Since the moon has gravity, it's almost impossible that there aren't some gasses trapped on the surface by the moon's gravity. Has any free-floating oxygen been found on the Moon? If so, in what concentration?


2 Answers 2


The Moon's atmosphere is very thin compared to the Earth, so thin that it is usually said to have no atmosphere. The Moon's gravity is not strong enough to retain lighter elements, so they escape into space.

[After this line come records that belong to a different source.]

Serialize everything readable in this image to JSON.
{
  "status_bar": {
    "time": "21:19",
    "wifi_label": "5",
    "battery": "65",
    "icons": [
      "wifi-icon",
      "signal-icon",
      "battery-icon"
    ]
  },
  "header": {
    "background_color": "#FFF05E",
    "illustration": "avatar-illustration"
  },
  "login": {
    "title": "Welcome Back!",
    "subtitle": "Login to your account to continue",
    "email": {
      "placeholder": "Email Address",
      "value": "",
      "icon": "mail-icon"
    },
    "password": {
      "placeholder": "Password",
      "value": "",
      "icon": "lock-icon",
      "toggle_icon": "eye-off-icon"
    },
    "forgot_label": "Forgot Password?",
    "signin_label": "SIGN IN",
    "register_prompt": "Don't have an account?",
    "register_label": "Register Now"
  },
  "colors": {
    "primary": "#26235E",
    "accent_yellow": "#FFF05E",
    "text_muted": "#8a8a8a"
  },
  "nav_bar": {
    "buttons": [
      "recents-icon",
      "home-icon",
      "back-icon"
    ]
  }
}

Apollo 17 carried an instrument called the Lunar Atmosphere Composition Experiment (LACE). Oxygen is not listed as one of the elements it found on this NASA web page. The principle gases found were neon, helium and hydrogen. Others included methane, carbon dioxide, ammonia, and water. Additionally, ground instruments have detected sodium and potassium in the lunar atmosphere.

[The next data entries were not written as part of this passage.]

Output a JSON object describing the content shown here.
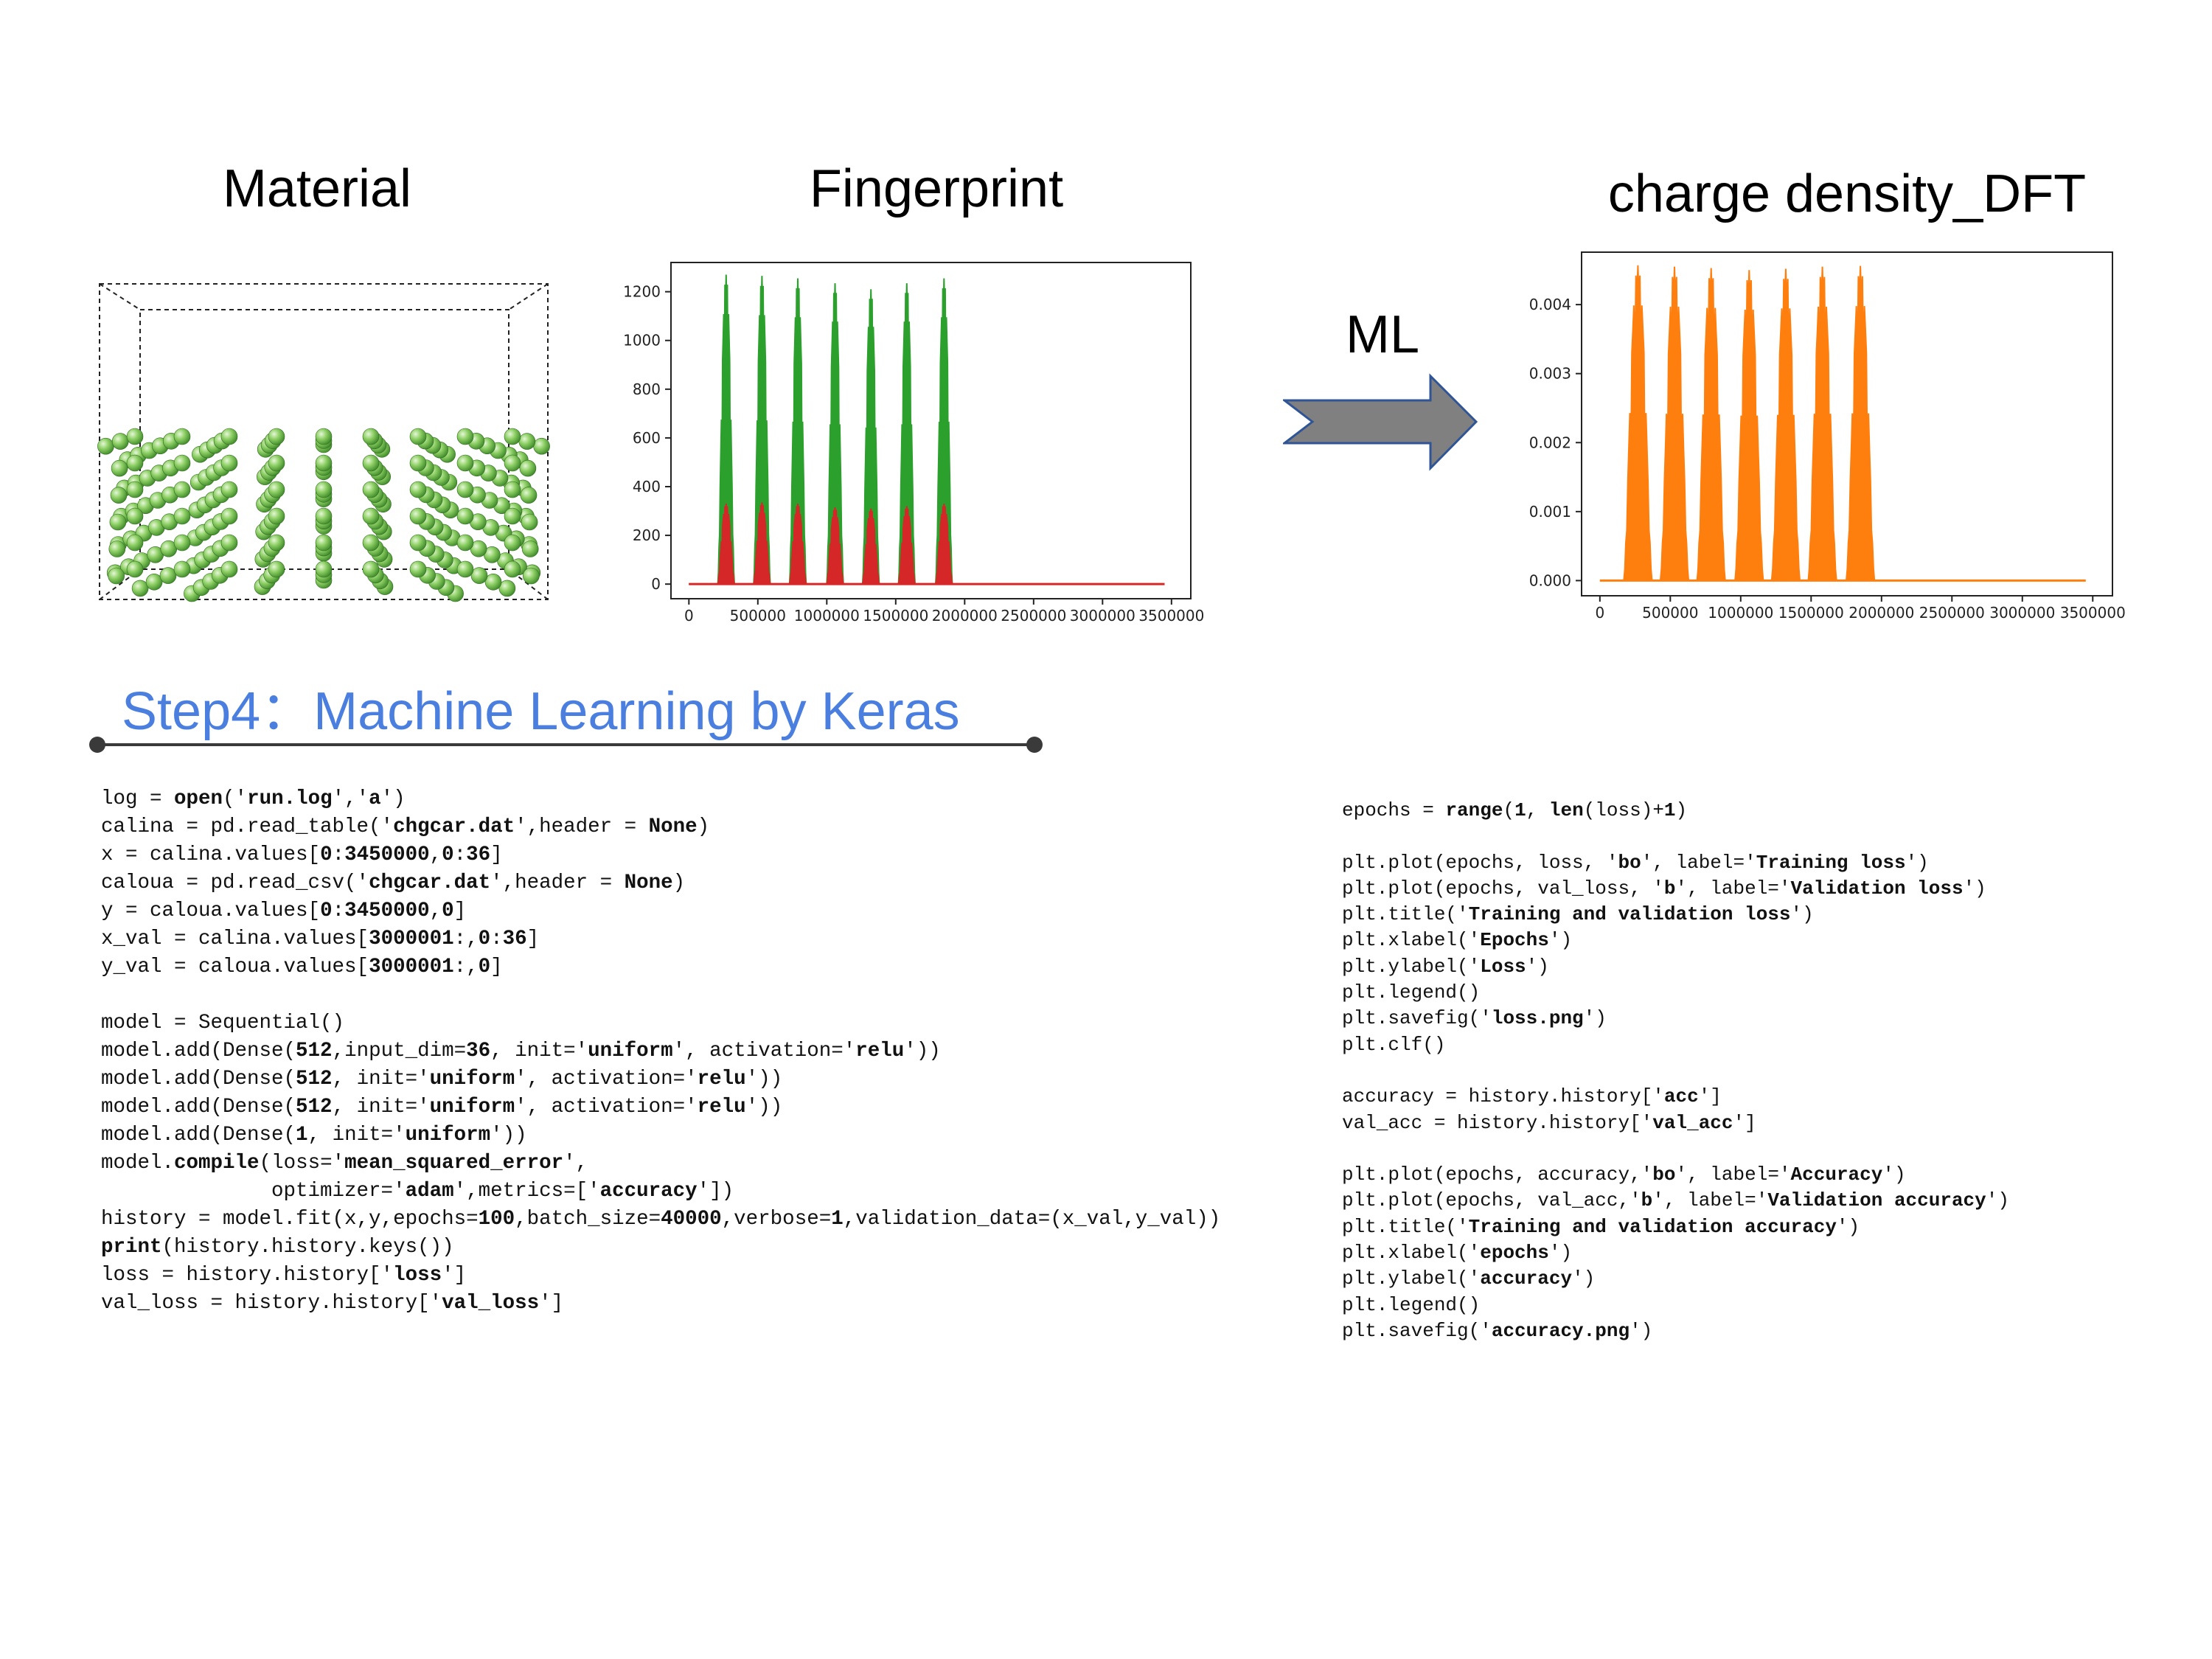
{
  "headings": {
    "material": "Material",
    "fingerprint": "Fingerprint",
    "charge": "charge density_DFT",
    "ml": "ML",
    "step": "Step4：Machine Learning by Keras"
  },
  "colors": {
    "atom": "#6fbf4e",
    "fingerprint_series_1": "#2ca02c",
    "fingerprint_series_2": "#d62728",
    "charge_series": "#ff7f0e",
    "arrow": "#808080",
    "arrow_border": "#2f5597",
    "step_title": "#4a7fe0"
  },
  "chart_data": [
    {
      "id": "fingerprint",
      "type": "area",
      "x_ticks": [
        0,
        500000,
        1000000,
        1500000,
        2000000,
        2500000,
        3000000,
        3500000
      ],
      "y_ticks": [
        0,
        200,
        400,
        600,
        800,
        1000,
        1200
      ],
      "xlim": [
        -130000,
        3640000
      ],
      "ylim": [
        -60,
        1320
      ],
      "peak_centers": [
        270000,
        530000,
        790000,
        1060000,
        1320000,
        1580000,
        1850000
      ],
      "series": [
        {
          "color": "#2ca02c",
          "peaks": [
            1270,
            1265,
            1255,
            1235,
            1210,
            1235,
            1255
          ]
        },
        {
          "color": "#d62728",
          "peaks": [
            330,
            335,
            330,
            315,
            310,
            320,
            330
          ]
        }
      ],
      "peak_halfwidth": 60000,
      "baseline_end": 3450000
    },
    {
      "id": "charge_density",
      "type": "area",
      "x_ticks": [
        0,
        500000,
        1000000,
        1500000,
        2000000,
        2500000,
        3000000,
        3500000
      ],
      "y_ticks": [
        "0.000",
        "0.001",
        "0.002",
        "0.003",
        "0.004"
      ],
      "xlim": [
        -130000,
        3640000
      ],
      "ylim": [
        -0.00022,
        0.00476
      ],
      "peak_centers": [
        270000,
        530000,
        790000,
        1060000,
        1320000,
        1580000,
        1850000
      ],
      "series": [
        {
          "color": "#ff7f0e",
          "peaks": [
            0.00457,
            0.00455,
            0.00453,
            0.0045,
            0.00452,
            0.00455,
            0.00456
          ]
        }
      ],
      "peak_halfwidth": 100000,
      "baseline_end": 3450000
    }
  ],
  "code_left": [
    [
      [
        "log = "
      ],
      [
        "open",
        "b"
      ],
      [
        "('"
      ],
      [
        "run.log",
        "b"
      ],
      [
        "','"
      ],
      [
        "a",
        "b"
      ],
      [
        "')"
      ]
    ],
    [
      [
        "calina = pd.read_table('"
      ],
      [
        "chgcar.dat",
        "b"
      ],
      [
        "',header = "
      ],
      [
        "None",
        "b"
      ],
      [
        ")"
      ]
    ],
    [
      [
        "x = calina.values["
      ],
      [
        "0",
        "b"
      ],
      [
        ":"
      ],
      [
        "3450000",
        "b"
      ],
      [
        ","
      ],
      [
        "0",
        "b"
      ],
      [
        ":"
      ],
      [
        "36",
        "b"
      ],
      [
        "]"
      ]
    ],
    [
      [
        "caloua = pd.read_csv('"
      ],
      [
        "chgcar.dat",
        "b"
      ],
      [
        "',header = "
      ],
      [
        "None",
        "b"
      ],
      [
        ")"
      ]
    ],
    [
      [
        "y = caloua.values["
      ],
      [
        "0",
        "b"
      ],
      [
        ":"
      ],
      [
        "3450000",
        "b"
      ],
      [
        ","
      ],
      [
        "0",
        "b"
      ],
      [
        "]"
      ]
    ],
    [
      [
        "x_val = calina.values["
      ],
      [
        "3000001",
        "b"
      ],
      [
        ":,"
      ],
      [
        "0",
        "b"
      ],
      [
        ":"
      ],
      [
        "36",
        "b"
      ],
      [
        "]"
      ]
    ],
    [
      [
        "y_val = caloua.values["
      ],
      [
        "3000001",
        "b"
      ],
      [
        ":,"
      ],
      [
        "0",
        "b"
      ],
      [
        "]"
      ]
    ],
    [
      [
        ""
      ]
    ],
    [
      [
        "model = Sequential()"
      ]
    ],
    [
      [
        "model.add(Dense("
      ],
      [
        "512",
        "b"
      ],
      [
        ",input_dim="
      ],
      [
        "36",
        "b"
      ],
      [
        ", init='"
      ],
      [
        "uniform",
        "b"
      ],
      [
        "', activation='"
      ],
      [
        "relu",
        "b"
      ],
      [
        "'))"
      ]
    ],
    [
      [
        "model.add(Dense("
      ],
      [
        "512",
        "b"
      ],
      [
        ", init='"
      ],
      [
        "uniform",
        "b"
      ],
      [
        "', activation='"
      ],
      [
        "relu",
        "b"
      ],
      [
        "'))"
      ]
    ],
    [
      [
        "model.add(Dense("
      ],
      [
        "512",
        "b"
      ],
      [
        ", init='"
      ],
      [
        "uniform",
        "b"
      ],
      [
        "', activation='"
      ],
      [
        "relu",
        "b"
      ],
      [
        "'))"
      ]
    ],
    [
      [
        "model.add(Dense("
      ],
      [
        "1",
        "b"
      ],
      [
        ", init='"
      ],
      [
        "uniform",
        "b"
      ],
      [
        "'))"
      ]
    ],
    [
      [
        "model."
      ],
      [
        "compile",
        "b"
      ],
      [
        "(loss='"
      ],
      [
        "mean_squared_error",
        "b"
      ],
      [
        "',"
      ]
    ],
    [
      [
        "              optimizer='"
      ],
      [
        "adam",
        "b"
      ],
      [
        "',metrics=['"
      ],
      [
        "accuracy",
        "b"
      ],
      [
        "'])"
      ]
    ],
    [
      [
        "history = model.fit(x,y,epochs="
      ],
      [
        "100",
        "b"
      ],
      [
        ",batch_size="
      ],
      [
        "40000",
        "b"
      ],
      [
        ",verbose="
      ],
      [
        "1",
        "b"
      ],
      [
        ",validation_data=(x_val,y_val))"
      ]
    ],
    [
      [
        "print",
        "b"
      ],
      [
        "(history.history.keys())"
      ]
    ],
    [
      [
        "loss = history.history['"
      ],
      [
        "loss",
        "b"
      ],
      [
        "']"
      ]
    ],
    [
      [
        "val_loss = history.history['"
      ],
      [
        "val_loss",
        "b"
      ],
      [
        "']"
      ]
    ]
  ],
  "code_right": [
    [
      [
        "epochs = "
      ],
      [
        "range",
        "b"
      ],
      [
        "("
      ],
      [
        "1",
        "b"
      ],
      [
        ", "
      ],
      [
        "len",
        "b"
      ],
      [
        "(loss)+"
      ],
      [
        "1",
        "b"
      ],
      [
        ")"
      ]
    ],
    [
      [
        ""
      ]
    ],
    [
      [
        "plt.plot(epochs, loss, '"
      ],
      [
        "bo",
        "b"
      ],
      [
        "', label='"
      ],
      [
        "Training loss",
        "b"
      ],
      [
        "')"
      ]
    ],
    [
      [
        "plt.plot(epochs, val_loss, '"
      ],
      [
        "b",
        "b"
      ],
      [
        "', label='"
      ],
      [
        "Validation loss",
        "b"
      ],
      [
        "')"
      ]
    ],
    [
      [
        "plt.title('"
      ],
      [
        "Training and validation loss",
        "b"
      ],
      [
        "')"
      ]
    ],
    [
      [
        "plt.xlabel('"
      ],
      [
        "Epochs",
        "b"
      ],
      [
        "')"
      ]
    ],
    [
      [
        "plt.ylabel('"
      ],
      [
        "Loss",
        "b"
      ],
      [
        "')"
      ]
    ],
    [
      [
        "plt.legend()"
      ]
    ],
    [
      [
        "plt.savefig('"
      ],
      [
        "loss.png",
        "b"
      ],
      [
        "')"
      ]
    ],
    [
      [
        "plt.clf()"
      ]
    ],
    [
      [
        ""
      ]
    ],
    [
      [
        "accuracy = history.history['"
      ],
      [
        "acc",
        "b"
      ],
      [
        "']"
      ]
    ],
    [
      [
        "val_acc = history.history['"
      ],
      [
        "val_acc",
        "b"
      ],
      [
        "']"
      ]
    ],
    [
      [
        ""
      ]
    ],
    [
      [
        "plt.plot(epochs, accuracy,'"
      ],
      [
        "bo",
        "b"
      ],
      [
        "', label='"
      ],
      [
        "Accuracy",
        "b"
      ],
      [
        "')"
      ]
    ],
    [
      [
        "plt.plot(epochs, val_acc,'"
      ],
      [
        "b",
        "b"
      ],
      [
        "', label='"
      ],
      [
        "Validation accuracy",
        "b"
      ],
      [
        "')"
      ]
    ],
    [
      [
        "plt.title('"
      ],
      [
        "Training and validation accuracy",
        "b"
      ],
      [
        "')"
      ]
    ],
    [
      [
        "plt.xlabel('"
      ],
      [
        "epochs",
        "b"
      ],
      [
        "')"
      ]
    ],
    [
      [
        "plt.ylabel('"
      ],
      [
        "accuracy",
        "b"
      ],
      [
        "')"
      ]
    ],
    [
      [
        "plt.legend()"
      ]
    ],
    [
      [
        "plt.savefig('"
      ],
      [
        "accuracy.png",
        "b"
      ],
      [
        "')"
      ]
    ]
  ]
}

The recently launched Lunar Atmosphere and Dust Environment Experiment (LADEE - pronounced laddie, not lady) should be able to tell us more soon.

Update: According to this article at Spaceflight Now, LADEE did detect oxygen in the Moon's atmosphere.

  • $\begingroup$ How silly! It should be pronounced as in Ladurée $\endgroup$
    – Fattie
    Commented Nov 6, 2016 at 11:50

Just to add to GreenMatt's answer, according to the article "The Lunar Atmosphere: History, Status, Current Problems and Context" (Stern, 1999), the lunar atmosphere is in fact a tenuous exosphere, which the authors describe as being composed of

"independent atmospheres" occupying the same space.

This is further elaborated in "The Lunar Dusty Exosphere: The Extreme Case of an Inner Planetary Atmosphere" (NASA), that

in direct response to these intense and variable environmental drivers, the Moon releases a low density neutral gas forming a collisionless atmosphere. This ~100 tons of gas about the Moon is commonly called the lunar surface-bounded exosphere

There is also an ionosphere, due to (from the ANSA article):

Ions are also created directly either by surface sputtering or subsequent neutral photoionization, forming a tenuous exo-ionosphere about the Moon.

The authors also suggest that ionic oxygen may be present due to surface sputtering.

Due to solar radiation and the solar wind, dust particles become charged as well, and can be subsequently listed from the lunar surface.


You must log in to answer this question.